Nothing may be left out of the listing below but its images; repeat the rest exactly.

-- EXERCISE INPUT follows --

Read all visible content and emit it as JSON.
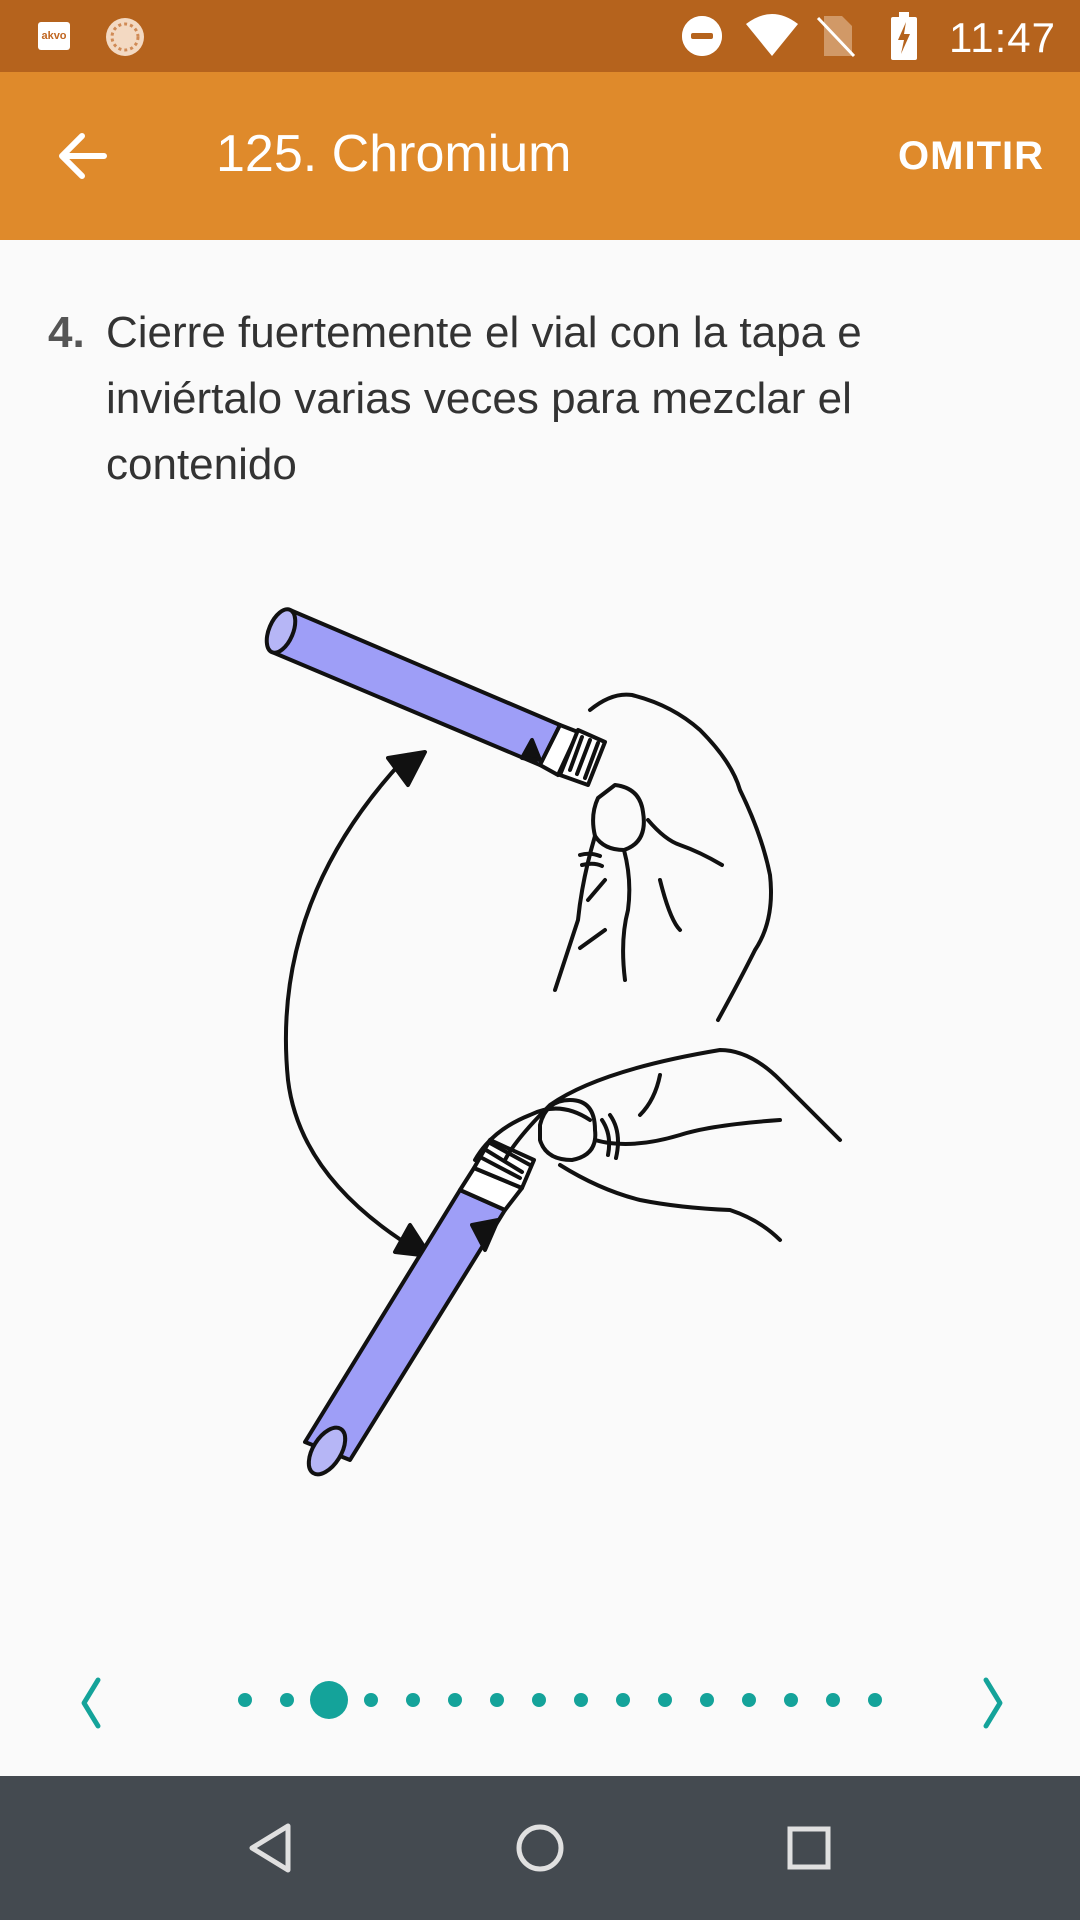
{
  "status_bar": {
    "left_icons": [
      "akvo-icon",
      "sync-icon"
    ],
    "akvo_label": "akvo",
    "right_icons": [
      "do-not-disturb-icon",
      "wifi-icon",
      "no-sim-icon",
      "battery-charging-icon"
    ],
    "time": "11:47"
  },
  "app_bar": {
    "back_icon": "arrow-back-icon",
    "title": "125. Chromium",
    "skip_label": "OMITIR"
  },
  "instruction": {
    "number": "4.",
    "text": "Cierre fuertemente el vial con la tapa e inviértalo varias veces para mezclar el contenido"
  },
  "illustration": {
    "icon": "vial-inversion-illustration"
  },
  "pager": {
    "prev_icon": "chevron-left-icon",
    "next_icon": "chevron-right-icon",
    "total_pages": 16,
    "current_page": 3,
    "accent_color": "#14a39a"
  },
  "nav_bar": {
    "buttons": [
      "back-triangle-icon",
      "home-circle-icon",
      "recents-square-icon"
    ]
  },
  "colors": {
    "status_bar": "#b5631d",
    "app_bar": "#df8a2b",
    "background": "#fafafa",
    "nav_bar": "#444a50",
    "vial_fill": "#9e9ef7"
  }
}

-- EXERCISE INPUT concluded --

▸ **FINAL ANSWER**
Read all visible content and emit it as JSON.
{
  "status_bar": {
    "left_icons": [
      "akvo-icon",
      "sync-icon"
    ],
    "akvo_label": "akvo",
    "right_icons": [
      "do-not-disturb-icon",
      "wifi-icon",
      "no-sim-icon",
      "battery-charging-icon"
    ],
    "time": "11:47"
  },
  "app_bar": {
    "back_icon": "arrow-back-icon",
    "title": "125. Chromium",
    "skip_label": "OMITIR"
  },
  "instruction": {
    "number": "4.",
    "text": "Cierre fuertemente el vial con la tapa e inviértalo varias veces para mezclar el contenido"
  },
  "illustration": {
    "icon": "vial-inversion-illustration"
  },
  "pager": {
    "prev_icon": "chevron-left-icon",
    "next_icon": "chevron-right-icon",
    "total_pages": 16,
    "current_page": 3,
    "accent_color": "#14a39a"
  },
  "nav_bar": {
    "buttons": [
      "back-triangle-icon",
      "home-circle-icon",
      "recents-square-icon"
    ]
  },
  "colors": {
    "status_bar": "#b5631d",
    "app_bar": "#df8a2b",
    "background": "#fafafa",
    "nav_bar": "#444a50",
    "vial_fill": "#9e9ef7"
  }
}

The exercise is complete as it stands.